Material supplied:
==============================

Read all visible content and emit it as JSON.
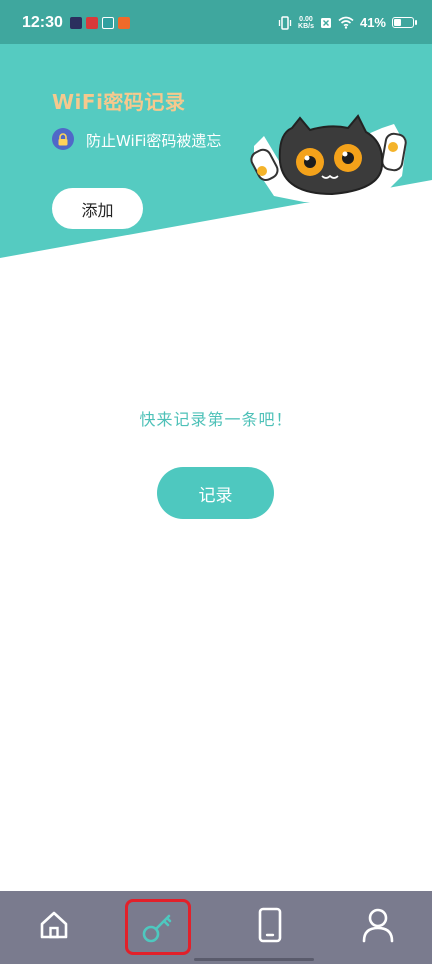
{
  "status_bar": {
    "time": "12:30",
    "net_speed_value": "0.00",
    "net_speed_unit": "KB/s",
    "battery": "41%"
  },
  "header": {
    "title": "WiFi密码记录",
    "subtitle": "防止WiFi密码被遗忘",
    "add_label": "添加"
  },
  "empty_state": {
    "message": "快来记录第一条吧！",
    "record_label": "记录"
  },
  "tabbar": {
    "tabs": [
      {
        "icon": "home-icon"
      },
      {
        "icon": "key-icon",
        "selected": true
      },
      {
        "icon": "phone-icon"
      },
      {
        "icon": "user-icon"
      }
    ]
  },
  "colors": {
    "status_bar": "#3fa79e",
    "hero": "#55cbc1",
    "accent": "#4ec8bf",
    "title": "#f6c98e",
    "tabbar": "#7a7b8e",
    "selected_outline": "#e2202a"
  }
}
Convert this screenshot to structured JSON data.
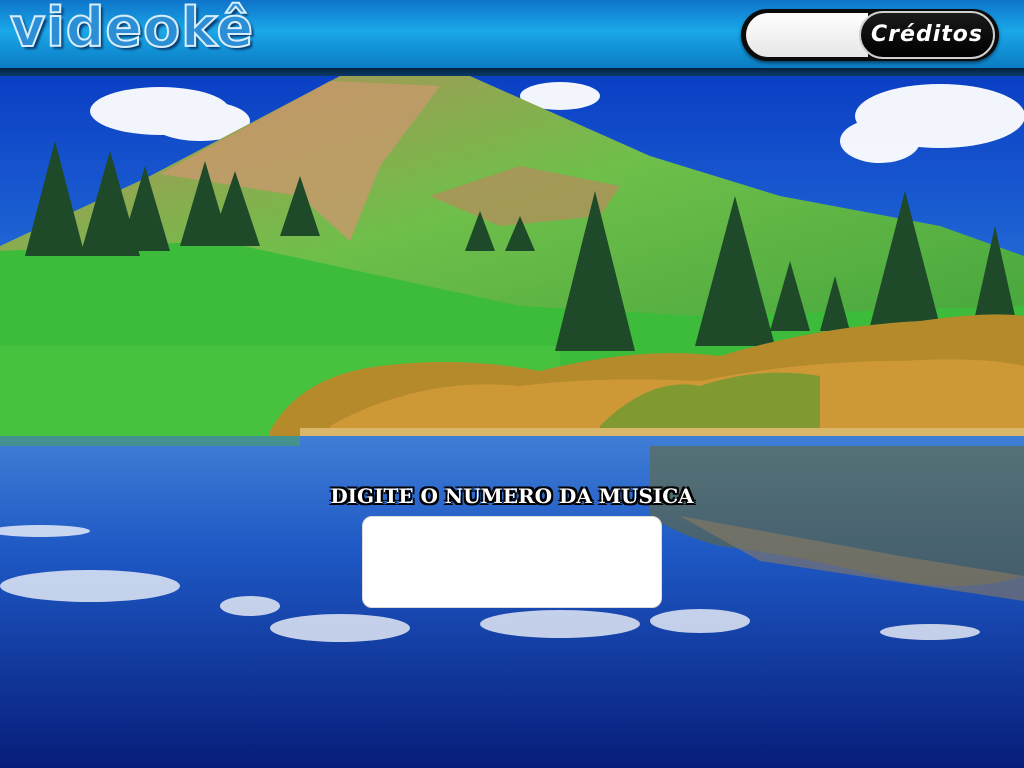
{
  "header": {
    "logo_text": "videokê",
    "credits_value": "",
    "credits_button_label": "Créditos"
  },
  "song_entry": {
    "prompt": "DIGITE O NUMERO DA MUSICA",
    "value": ""
  },
  "colors": {
    "header_blue": "#1aa7e8",
    "sky_blue": "#0a4fcf",
    "water_blue": "#0a2a8a",
    "grass_green": "#3dbb3a"
  }
}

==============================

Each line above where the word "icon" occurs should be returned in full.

        "icon": "home-icon"
        "icon": "key-icon",
        "icon": "phone-icon"
        "icon": "user-icon"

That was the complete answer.